# Instructions to follow
Your answer is one number, how many lines in the entries include "ByLayer".

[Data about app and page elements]
^^^^^^^^^^^^^^^^

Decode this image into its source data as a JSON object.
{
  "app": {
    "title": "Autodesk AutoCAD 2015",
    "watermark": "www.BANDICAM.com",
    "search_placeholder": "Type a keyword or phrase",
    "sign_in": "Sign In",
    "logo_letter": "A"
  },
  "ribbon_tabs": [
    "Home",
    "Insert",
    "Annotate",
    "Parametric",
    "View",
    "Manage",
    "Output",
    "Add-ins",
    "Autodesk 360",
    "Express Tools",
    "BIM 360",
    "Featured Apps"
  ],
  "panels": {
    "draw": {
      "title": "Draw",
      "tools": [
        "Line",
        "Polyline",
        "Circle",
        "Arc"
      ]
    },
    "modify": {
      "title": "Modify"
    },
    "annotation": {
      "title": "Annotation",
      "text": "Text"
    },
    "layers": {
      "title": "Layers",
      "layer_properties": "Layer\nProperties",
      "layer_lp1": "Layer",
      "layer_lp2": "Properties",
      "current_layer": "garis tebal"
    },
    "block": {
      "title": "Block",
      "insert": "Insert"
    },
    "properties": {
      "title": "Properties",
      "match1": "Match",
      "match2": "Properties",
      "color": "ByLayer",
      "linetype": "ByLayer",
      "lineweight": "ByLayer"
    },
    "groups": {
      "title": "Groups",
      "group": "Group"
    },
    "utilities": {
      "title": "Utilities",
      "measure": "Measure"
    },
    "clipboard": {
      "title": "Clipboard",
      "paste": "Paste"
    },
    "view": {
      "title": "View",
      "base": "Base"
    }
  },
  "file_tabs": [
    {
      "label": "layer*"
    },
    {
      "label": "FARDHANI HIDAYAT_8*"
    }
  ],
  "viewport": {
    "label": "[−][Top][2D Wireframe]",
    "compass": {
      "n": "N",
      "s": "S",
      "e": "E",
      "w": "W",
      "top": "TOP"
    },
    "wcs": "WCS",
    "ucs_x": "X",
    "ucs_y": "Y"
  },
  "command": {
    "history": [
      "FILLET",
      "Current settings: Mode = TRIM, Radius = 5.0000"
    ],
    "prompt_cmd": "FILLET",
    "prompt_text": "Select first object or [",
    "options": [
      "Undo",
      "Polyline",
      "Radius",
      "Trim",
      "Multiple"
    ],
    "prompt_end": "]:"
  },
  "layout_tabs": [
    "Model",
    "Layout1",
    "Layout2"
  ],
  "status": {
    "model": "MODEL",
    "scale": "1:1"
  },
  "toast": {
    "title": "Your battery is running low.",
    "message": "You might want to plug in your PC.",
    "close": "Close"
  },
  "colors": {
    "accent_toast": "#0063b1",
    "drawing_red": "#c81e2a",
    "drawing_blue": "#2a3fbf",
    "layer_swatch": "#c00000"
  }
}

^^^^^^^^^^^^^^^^

# Answer section
3